I recall how she sat in front of the radio and television, awaiting Prince at a time where the world anticipated Michael Jackson's thrilling videos on MTV.  Not that she never cared for the King of Pop, she did, but claimed Prince was deeper. In the past I'd liked "1999," "Little Red Corvette," and "International Lover," songs she sang word for word, but preferred the coming-of-age hip hop scene in New York. 

So once our mother provided our monthly allowances that June, I spent some on Run DMC's debut while sis grabbed Prince's strongest work. We only had one record player in the house which led to an all-out war for listening time. She was winning the battle until one Saturday afternoon where, having had enough of hearing singalong to the man that screamed like a woman, I broke the album. Then returned the pieces to its sleeve. 

I was bold. 

Heartbroken, she stopped speaking for about a month or until she was able to re-purchase the album. Never satisfied, that was my sister. 

In the meanwhile, she laid on the couch, linear notes in hand, singing the lyrics in the same tradition as if music played in the background. It is when I say that I remember hearing it, like yesterday. After awhile, and to show Prince's appeal, I began humming the tunes in my head. Once I'd gotten past his falsetto, I realized Prince was a prolific songwriter which boded well, since, back then, hip hop was all about the lyrics, bars. 

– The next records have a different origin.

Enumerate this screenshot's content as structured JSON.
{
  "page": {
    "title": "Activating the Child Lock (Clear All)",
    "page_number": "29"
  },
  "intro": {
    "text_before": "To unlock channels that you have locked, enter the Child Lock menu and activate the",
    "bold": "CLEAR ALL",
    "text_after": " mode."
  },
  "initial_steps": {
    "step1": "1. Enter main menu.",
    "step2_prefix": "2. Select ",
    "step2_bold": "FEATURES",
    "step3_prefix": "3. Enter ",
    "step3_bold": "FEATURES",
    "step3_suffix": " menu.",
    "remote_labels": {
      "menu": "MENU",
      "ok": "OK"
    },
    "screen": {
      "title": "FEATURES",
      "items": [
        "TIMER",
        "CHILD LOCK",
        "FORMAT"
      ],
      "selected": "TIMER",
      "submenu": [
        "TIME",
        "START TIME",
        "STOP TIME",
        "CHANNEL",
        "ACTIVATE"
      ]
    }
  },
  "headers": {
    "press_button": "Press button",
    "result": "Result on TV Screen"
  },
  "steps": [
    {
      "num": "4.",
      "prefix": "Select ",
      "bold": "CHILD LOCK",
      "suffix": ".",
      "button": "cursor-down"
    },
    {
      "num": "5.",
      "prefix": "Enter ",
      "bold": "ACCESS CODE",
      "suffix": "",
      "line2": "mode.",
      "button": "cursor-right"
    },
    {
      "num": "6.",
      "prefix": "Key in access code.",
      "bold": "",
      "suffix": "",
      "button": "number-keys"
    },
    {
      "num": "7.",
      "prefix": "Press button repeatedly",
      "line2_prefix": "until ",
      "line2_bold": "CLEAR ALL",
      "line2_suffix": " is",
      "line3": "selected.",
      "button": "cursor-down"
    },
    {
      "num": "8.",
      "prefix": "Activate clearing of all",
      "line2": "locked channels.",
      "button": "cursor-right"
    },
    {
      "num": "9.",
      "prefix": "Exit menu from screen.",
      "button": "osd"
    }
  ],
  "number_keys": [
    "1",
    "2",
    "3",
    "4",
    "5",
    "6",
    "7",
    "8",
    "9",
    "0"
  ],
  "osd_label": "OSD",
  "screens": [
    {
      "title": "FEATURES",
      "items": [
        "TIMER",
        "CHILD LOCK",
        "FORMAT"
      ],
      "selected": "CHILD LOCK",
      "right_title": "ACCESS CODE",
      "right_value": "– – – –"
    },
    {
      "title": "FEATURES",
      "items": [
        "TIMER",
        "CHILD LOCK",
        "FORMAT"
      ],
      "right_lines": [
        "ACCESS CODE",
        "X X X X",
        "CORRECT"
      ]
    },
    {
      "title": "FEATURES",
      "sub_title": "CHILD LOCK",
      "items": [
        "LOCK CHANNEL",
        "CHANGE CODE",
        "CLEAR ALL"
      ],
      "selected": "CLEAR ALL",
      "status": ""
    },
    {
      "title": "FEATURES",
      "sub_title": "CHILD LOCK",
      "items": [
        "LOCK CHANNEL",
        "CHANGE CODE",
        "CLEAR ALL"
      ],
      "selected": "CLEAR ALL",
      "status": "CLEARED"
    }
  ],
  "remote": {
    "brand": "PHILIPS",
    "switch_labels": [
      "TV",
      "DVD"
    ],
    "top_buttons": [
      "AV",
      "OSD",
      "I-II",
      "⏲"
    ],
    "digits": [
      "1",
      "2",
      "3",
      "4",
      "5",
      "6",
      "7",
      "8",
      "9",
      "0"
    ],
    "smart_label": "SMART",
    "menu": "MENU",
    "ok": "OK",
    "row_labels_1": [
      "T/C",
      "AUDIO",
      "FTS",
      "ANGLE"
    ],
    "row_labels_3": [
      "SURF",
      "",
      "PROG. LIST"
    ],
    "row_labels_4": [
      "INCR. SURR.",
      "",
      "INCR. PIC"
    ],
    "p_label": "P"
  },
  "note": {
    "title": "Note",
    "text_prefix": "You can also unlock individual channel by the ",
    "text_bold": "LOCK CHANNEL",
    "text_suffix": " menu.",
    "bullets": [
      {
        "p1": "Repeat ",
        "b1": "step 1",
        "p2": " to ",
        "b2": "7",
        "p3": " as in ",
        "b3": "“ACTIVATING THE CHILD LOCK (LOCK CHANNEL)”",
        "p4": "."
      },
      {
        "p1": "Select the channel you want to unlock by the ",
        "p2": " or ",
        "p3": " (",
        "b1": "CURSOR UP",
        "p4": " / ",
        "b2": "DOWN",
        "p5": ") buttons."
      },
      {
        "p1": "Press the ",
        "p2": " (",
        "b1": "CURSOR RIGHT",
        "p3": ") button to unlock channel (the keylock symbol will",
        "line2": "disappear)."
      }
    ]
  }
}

Once she had a brand new album in her hands, I found myself asking her to play this song and that song. Before long, we took turns singing verses, emulating guitar weeps. Even in theater, viewing the film together, standing with everyone else. She'd already taken the time beforehand to explain Prince's depth, so her words and his artistry rang true. The man had no peers. 

True enough, the Michael Jackson and the hip hop culture continued to define my childhood. But whenever I wanted to listen to the one artist that wiped his competition, it was Prince; even now, thanks to sis.

It's only fitting that both left this world in the same year. I can tell you: She cried when Prince died and I cried when she died. 

Rest In Peace.